Some people call the area the Paradise in Portugal and it is a fantastic place for birdwatching without any doubt, recently ranked on 37 of the best Birdwatching destinations worldwide by the American Birding Association (ABA) here: I met the author, Ted Floyd, on the Birdwatching Festival in Sagres in October 2009, when I was guiding a group of journalists and tour operators on behalf of the Algarve eco tourism company Sunquays. The event had been organized by the Tourism board of the Algarve.

Tuesday, January 4, 2011

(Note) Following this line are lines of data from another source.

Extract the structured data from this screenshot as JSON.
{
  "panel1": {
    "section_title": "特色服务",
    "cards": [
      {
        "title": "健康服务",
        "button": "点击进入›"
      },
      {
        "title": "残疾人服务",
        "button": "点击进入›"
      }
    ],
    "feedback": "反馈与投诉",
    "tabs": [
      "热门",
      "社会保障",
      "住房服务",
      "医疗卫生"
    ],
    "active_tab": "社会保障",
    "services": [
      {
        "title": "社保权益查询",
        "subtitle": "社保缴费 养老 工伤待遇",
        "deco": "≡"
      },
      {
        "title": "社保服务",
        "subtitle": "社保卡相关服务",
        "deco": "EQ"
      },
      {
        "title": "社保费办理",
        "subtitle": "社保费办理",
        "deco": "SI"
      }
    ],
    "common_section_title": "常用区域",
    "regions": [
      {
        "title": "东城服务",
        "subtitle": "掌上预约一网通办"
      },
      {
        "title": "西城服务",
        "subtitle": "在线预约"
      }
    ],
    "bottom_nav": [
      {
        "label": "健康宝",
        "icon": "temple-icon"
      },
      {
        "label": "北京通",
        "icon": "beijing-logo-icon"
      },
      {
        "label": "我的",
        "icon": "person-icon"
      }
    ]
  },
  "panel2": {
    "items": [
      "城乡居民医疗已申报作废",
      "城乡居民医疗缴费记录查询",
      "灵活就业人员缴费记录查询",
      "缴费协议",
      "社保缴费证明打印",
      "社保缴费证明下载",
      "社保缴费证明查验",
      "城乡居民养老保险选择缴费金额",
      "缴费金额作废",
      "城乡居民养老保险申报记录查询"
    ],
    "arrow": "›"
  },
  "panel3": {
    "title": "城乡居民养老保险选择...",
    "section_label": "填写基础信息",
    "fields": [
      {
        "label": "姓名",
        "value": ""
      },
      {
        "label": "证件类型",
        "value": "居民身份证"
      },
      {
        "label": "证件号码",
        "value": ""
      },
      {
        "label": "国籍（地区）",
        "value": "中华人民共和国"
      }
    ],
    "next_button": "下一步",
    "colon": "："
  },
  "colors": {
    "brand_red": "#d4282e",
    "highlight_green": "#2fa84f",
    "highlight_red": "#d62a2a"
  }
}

2011 - Birds, birds, birds !

Wishing everybody a good year 2011 - healthy, happy, successful, prosperous and full of good birdwatching, of course !

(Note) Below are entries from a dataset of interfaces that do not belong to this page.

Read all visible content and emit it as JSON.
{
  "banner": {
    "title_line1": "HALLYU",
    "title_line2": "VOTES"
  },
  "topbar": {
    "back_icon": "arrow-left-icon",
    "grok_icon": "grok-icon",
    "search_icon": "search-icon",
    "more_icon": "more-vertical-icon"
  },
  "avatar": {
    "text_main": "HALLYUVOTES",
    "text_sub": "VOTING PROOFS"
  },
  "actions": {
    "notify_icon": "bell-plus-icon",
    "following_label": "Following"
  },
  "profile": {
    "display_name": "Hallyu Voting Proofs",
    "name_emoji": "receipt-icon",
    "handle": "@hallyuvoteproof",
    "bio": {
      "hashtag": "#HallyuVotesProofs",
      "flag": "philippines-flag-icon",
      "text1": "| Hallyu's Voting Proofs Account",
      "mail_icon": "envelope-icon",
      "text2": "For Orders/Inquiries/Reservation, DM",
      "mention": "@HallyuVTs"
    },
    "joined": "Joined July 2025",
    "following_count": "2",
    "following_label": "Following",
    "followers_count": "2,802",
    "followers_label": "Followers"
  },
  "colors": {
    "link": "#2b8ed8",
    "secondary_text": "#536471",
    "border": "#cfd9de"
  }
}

Today has been an incredibly sunny day here around Faro, with temperatures close to 20 degree C and hardly any wind. The birds of prey liked it - Common Buzzards (Buteo buteo) performed display flights, "miauing" high above the Umbrella Pines and I counted a total of six Booted Eagles (Aquila pennata) in the area. Three Black-winged Kites (Elanus caeruleus) were also present.
In the afternoon, another Black-winged Kite was feeding on his catch on a telegraph post near Vilamoura, a couple of Marsh Harriers (Circus aeruginosus) was hunting nearby. Flocks of Spanish Sparrows (Passer hispaniolensis), lots of Corn Buntings (Milaria calandra) and a mixed flock of Lapwings (Vanellus vanellus) and Golden Plovers (Pluvialis apricaria) roosted on an acre.

Black-winged Kite (Elanus caeruleus) in Vilamoura today. Photo: Georg Schreier.

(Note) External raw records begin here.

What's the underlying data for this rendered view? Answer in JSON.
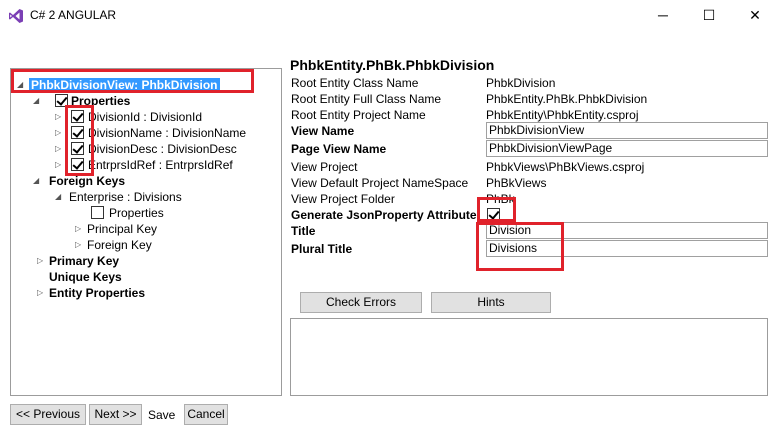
{
  "window": {
    "title": "C# 2 ANGULAR",
    "minimize": "─",
    "maximize": "☐",
    "close": "✕"
  },
  "tree": {
    "root": "PhbkDivisionView: PhbkDivision",
    "properties": "Properties",
    "items": [
      {
        "label": "DivisionId : DivisionId",
        "checked": true
      },
      {
        "label": "DivisionName : DivisionName",
        "checked": true
      },
      {
        "label": "DivisionDesc : DivisionDesc",
        "checked": true
      },
      {
        "label": "EntrprsIdRef : EntrprsIdRef",
        "checked": true
      }
    ],
    "foreign_keys": "Foreign Keys",
    "enterprise": "Enterprise : Divisions",
    "fk_properties": "Properties",
    "principal_key": "Principal Key",
    "foreign_key": "Foreign Key",
    "primary_key": "Primary Key",
    "unique_keys": "Unique Keys",
    "entity_properties": "Entity Properties"
  },
  "details": {
    "header": "PhbkEntity.PhBk.PhbkDivision",
    "rows": [
      {
        "label": "Root Entity Class Name",
        "value": "PhbkDivision"
      },
      {
        "label": "Root Entity Full Class Name",
        "value": "PhbkEntity.PhBk.PhbkDivision"
      },
      {
        "label": "Root Entity Project Name",
        "value": "PhbkEntity\\PhbkEntity.csproj"
      }
    ],
    "view_name_label": "View Name",
    "view_name_value": "PhbkDivisionView",
    "page_view_name_label": "Page View Name",
    "page_view_name_value": "PhbkDivisionViewPage",
    "view_project_label": "View Project",
    "view_project_value": "PhbkViews\\PhBkViews.csproj",
    "view_ns_label": "View Default Project NameSpace",
    "view_ns_value": "PhBkViews",
    "view_folder_label": "View Project Folder",
    "view_folder_value": "PhBk",
    "gen_json_label": "Generate JsonProperty Attribute",
    "gen_json_checked": true,
    "title_label": "Title",
    "title_value": "Division",
    "plural_title_label": "Plural Title",
    "plural_title_value": "Divisions"
  },
  "buttons": {
    "check_errors": "Check Errors",
    "hints": "Hints",
    "previous": "<< Previous",
    "next": "Next >>",
    "save": "Save",
    "cancel": "Cancel"
  },
  "colors": {
    "highlight": "#e0222b",
    "selection": "#3399ff"
  }
}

Extensive reed-beds in Parque Ambiental, Vilamoura. Photo: Georg Schreier

In the Marina of Quarteira, an adult Greater Black-backed Gull (Larus marinus) was easy to find, sitting on his favourite boat-Cabin again. I observed this bird there a month ago already, and probably the same Ind. the previous winter. An Irish Birder visiting the Algarve from time to time - we have been runing into each other already years ago, in Ludo, where he had just found a Baird's Sandpiper (Calidris bairdii), photographed another, ringed adult there recently. He also made a great capture of a flock of Common Scoter (Melanitta nigra) just before I arrived near the Marina with a Birding group, also seeing these birds.

Adult Greater Black-backed Gull (Larus marinus) in Quarteira today. Photo: Georg Schreier.

Adult Greater Black-backed Gull (Larus marinus) with rings. Photo: Michael Davies.

Flock of 47 Common Scoter (Melanitta nigra), Quarteira, 2009-12-11. Photo: Michael Davies. There is just one adult male in the whole flock. Click on the picture to enlarge. Thank's Michael for sharing - a great shot, I really like it, it remembers me on one of the best observations during that afternoon !

Yesterday I observed an adult male Little Bittern (Ixobrychus minutus) close to the observatory at the São Lourenço Golf-Course, a Glossy Ibis (Plegadis falcinellus) was foraging close by, next to the ever present Azur-winged Magpies (Cyanopica cooki).
An apparently adult female Goosander (Mergus merganser) currently present at the Alvor-estuary (near Lagoa, west Algarve) is the first record of this species for the Algarve and not the only one in Portugal and Spain at the moment. Not a must for us being used to see these birds wintering further north but definitely a good Algarve tick.